Ms O'CONNOR (Clark - Leader of the Greens) - Madam Deputy Speaker, a couple of weeks ago I received a really poignant email from Mr Peter Tywell, who lives up the valley. I am going to read it to the House now. I am really pleased that the Minister for Resources, and in fact the minister for Water, is in the Chamber tonight. I am sure that Mr Tywell is glad that you are here too, Mr Barnett.
Dear Ms O'Connor,
I am an elderly man who likes to fly-fish. Yesterday I was fishing the Tyenna River, which I know very well. The Tyenna is regarded by most fly-fishing people as being the premier stream in southern Tasmania, or at least it was.
Over recent years I have noticed a steady decline in the health of the river. Some of this can be attributed to clear-felling of plantation timber by Norske Skog, but I don't believe that is the whole story. I am observing increasing levels of turbidity and sullying, even in levels of relatively low flow. There are also disturbing growths of algae and slime on the substrate.
My records indicate a decline in the trout population, as manifested in my catch rates. I am quite capable with a fly rod. Remember that trout can only inhabit clean, cool and well-oxygenated water. In that they are the canaries of the waterways. So far this year I have not seen one platypus, which is also really disturbing.
Yesterday when I rejoined the highway on the section between Newbury and Westerway, I got stuck behind an articulated log truck. This is a section of road where double lines predominate. I had no choice but to sit back, dodge the bits and pieces coming off the truck, and be content to drive at just over and under 60 kilometres an hour. I observed that even at such low speed, the driver had trouble holding his line on the road. On many occasions he had to veer out across the double lines. In no time at all I had a gaggle of vehicles behind me, including a police car. Surely the officer driving the car would have seen the dangers and illegalities presented by the articulated log truck. Hopefully he reported back to his seniors.
The highway, which goes from New Norfolk to Lakes Pedder and Gordon, is an extremely popular tourist route, what with bush walking and skiing at Mt Field, mountain bike riding at Maydena and access to the wilderness beyond Strathgordon. Do tourists really want to see log trucks loaded up with massive old growth forest logs? Do they want to get stuck behind these behemoths? I very much doubt it. Unfortunately our Government entertains the misbegotten belief that Tasmania can be all things to all people. It can't. What Tasmania can do is preserve its wild jewels in an era where the whole world is facing serious environmental and existential issues. This nonsense must stop.
Yours faithfully, Peter Tywald

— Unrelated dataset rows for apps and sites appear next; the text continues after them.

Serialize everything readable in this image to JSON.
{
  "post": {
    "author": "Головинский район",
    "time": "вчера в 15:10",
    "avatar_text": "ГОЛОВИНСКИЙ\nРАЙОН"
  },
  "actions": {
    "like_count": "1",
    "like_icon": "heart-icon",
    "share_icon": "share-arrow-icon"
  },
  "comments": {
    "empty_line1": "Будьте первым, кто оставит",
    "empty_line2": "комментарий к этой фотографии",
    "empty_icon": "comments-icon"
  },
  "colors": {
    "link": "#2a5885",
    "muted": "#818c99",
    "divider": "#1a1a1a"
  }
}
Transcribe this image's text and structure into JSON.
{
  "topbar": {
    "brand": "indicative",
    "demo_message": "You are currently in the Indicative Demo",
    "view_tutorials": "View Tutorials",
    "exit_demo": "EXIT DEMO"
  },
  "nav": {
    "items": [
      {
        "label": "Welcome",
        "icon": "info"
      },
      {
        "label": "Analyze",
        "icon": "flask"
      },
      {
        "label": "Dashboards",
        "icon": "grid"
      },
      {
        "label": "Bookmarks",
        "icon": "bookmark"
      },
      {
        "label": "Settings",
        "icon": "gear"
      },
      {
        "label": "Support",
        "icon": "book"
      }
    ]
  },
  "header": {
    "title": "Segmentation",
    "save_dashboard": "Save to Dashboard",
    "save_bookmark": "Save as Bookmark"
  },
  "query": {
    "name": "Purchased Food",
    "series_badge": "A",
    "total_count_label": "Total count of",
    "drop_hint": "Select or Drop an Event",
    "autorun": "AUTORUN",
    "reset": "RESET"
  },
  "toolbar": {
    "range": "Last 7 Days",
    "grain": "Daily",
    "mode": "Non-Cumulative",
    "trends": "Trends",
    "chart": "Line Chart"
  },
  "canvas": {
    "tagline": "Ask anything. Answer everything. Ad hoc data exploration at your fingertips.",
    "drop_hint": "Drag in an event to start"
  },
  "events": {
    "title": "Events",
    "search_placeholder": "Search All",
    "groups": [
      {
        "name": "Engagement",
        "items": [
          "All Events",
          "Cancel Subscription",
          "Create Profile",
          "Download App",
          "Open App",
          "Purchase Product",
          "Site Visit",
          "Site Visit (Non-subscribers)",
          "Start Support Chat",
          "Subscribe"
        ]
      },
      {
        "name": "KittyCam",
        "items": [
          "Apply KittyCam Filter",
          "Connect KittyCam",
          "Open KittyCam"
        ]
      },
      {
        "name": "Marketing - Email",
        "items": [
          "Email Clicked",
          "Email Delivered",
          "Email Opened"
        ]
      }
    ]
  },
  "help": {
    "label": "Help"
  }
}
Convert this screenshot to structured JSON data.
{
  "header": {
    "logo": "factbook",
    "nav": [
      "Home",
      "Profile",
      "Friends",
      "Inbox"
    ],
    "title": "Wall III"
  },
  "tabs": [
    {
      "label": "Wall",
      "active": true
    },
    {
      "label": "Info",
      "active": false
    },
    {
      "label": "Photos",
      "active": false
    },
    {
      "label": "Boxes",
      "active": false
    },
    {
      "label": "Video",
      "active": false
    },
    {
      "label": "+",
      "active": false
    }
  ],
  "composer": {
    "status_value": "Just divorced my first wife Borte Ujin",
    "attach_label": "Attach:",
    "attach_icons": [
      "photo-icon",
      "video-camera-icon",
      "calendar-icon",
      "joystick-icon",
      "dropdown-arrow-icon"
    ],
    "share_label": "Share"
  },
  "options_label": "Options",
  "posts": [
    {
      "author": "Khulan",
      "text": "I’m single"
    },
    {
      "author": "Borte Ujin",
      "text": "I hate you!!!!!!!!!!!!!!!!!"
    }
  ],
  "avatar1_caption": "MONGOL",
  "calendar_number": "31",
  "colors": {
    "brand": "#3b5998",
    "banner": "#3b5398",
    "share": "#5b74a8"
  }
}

There is not much more I can say to add Mr Tywald's poignant and informed observations of what is happening to Tasmania and the Tyenna River, but I think what this senior Tasmanian is telling us is that we are not getting the balance right. Mr Tywald is correct, Tasmania cannot be all things to all people and we need to understand what makes this place unique and precious and beautiful in the world. We need to look after it, not just for the current generations of Tasmanians but for those who come after us.
I encourage Mr Barnett to have a rethink about his whole approach to logging because we are hearing reports from all points of the compass in Tasmania that log truck activity is increasing and the size of the logs on the back of those trucks is also increasing. We will always argue that that is a crime against nature and future generations but we have an opportunity in this parliament in this generation now to do better and we must.